THE SITUATION OF WASTE IN NEPAL
Ever wondered where all of your household waste ends up?
According to the Central Bureau of Statistics of Nepal, 2,232.7 metric tonnes of garbage was collected by municipalities on average in 2019 to 2020 from households, institutions, business / commercial complexes, and restaurants, among others.
With urbanization increasing at an alarming rate, managing the ever-increasing amount of waste produced by households has been a big challenge in Nepal. In fact, most of the wastes generated in municipalities are not adequately managed, creating serious health and environmental hazards, especially in the lower income areas.
The Status of Waste Collection in Nepal
Wastes collected in Nepal are usually categorized into three types – organic waste, inorganic waste, and other waste.
Organic wastes include paper, textile, and agricultural waste whereas inorganic consists of plastics, glass, metal, rubber, and minerals. Any waste that doesn’t come under these categories are considered other wastes.
Based on past research, most wastes collected are organic at 54%, followed by inorganic waste at 33.3%, and the remaining 12.7% categorized as other wastes.
Since there is an extremely low percentage of people who segregate waste, all the waste is collected into the same area. Furthermore, due to lack of manpower, municipalities use unsustainable methods of waste management:
48.6% of municipalities use landfills
32.1% manage waste by burning them
27.4% dump on the riverbanks
The Consequences of Unregulated Waste Management
Due to such haphazard methods of waste management, people living nearby usually suffer from headaches, diarrhea, respiratory problems, skin diseases, and more.
These improper waste management methods also cause a negative impact on the surrounding environment, making agricultural soil infertile, polluting the aquatic ecosystem, and emitting foul odours to name a few.
The Way Forward
The above waste management techniques are not sustainable and pose a major threat to the population of Nepal. Major cities have been creating awareness about the segregation of solid waste at the source, however, the implementation hasn’t been very successful so far.
With governmental support and initiatives sorely lacking, one way forward is the private waste management industry which is where we come in.
Waste Concern not only collects and manages waste correctly, we also focus our efforts towards building resilient infrastructure, promoting inclusive and sustainable industrialization, and fostering innovation in our sector. We also actively promote sustainable consumption and production patterns through awareness campaigns in our communities.

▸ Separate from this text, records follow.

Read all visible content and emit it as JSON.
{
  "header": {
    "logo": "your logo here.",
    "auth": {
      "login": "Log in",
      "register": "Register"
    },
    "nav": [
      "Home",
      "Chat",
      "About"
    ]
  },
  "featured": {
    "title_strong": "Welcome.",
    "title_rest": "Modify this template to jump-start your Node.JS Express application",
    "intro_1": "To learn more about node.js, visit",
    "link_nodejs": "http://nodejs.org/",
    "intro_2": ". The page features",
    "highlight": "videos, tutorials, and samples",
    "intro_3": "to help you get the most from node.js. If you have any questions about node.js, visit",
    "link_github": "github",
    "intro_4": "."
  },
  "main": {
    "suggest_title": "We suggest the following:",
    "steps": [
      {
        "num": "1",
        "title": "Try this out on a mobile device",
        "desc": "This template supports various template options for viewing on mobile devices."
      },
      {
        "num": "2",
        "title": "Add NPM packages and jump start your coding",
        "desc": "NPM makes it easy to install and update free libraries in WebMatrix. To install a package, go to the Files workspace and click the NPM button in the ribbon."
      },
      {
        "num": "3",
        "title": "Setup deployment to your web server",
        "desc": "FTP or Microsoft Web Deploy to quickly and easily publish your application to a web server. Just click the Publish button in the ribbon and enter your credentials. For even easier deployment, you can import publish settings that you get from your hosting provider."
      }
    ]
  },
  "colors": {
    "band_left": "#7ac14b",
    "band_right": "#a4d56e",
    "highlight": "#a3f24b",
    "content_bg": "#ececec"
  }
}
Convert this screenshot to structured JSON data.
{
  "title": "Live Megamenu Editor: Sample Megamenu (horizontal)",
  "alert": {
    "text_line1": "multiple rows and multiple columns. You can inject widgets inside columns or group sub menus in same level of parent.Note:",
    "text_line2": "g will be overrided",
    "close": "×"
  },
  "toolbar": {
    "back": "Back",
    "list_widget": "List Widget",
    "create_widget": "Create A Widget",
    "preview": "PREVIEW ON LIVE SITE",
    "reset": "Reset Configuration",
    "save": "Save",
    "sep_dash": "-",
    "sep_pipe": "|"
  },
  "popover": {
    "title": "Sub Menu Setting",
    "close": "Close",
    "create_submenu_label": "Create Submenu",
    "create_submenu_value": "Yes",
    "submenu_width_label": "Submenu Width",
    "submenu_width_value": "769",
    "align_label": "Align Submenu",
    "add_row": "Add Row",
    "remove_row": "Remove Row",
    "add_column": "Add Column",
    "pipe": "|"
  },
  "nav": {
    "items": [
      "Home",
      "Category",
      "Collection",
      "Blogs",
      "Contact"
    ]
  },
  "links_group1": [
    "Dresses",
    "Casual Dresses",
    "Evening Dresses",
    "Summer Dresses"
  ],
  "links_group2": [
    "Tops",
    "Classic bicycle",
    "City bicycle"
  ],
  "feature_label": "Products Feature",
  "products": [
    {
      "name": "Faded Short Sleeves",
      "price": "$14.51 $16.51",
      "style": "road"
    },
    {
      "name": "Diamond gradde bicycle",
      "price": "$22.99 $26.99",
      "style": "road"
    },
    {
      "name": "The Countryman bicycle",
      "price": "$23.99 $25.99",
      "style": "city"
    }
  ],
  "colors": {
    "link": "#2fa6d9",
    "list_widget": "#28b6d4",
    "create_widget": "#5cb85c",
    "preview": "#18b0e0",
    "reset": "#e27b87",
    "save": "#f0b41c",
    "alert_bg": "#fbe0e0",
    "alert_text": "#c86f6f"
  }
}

By working together with other organizations such as upcyclers, we also seek to create meaningful partnerships that will lead the country to sustainable development.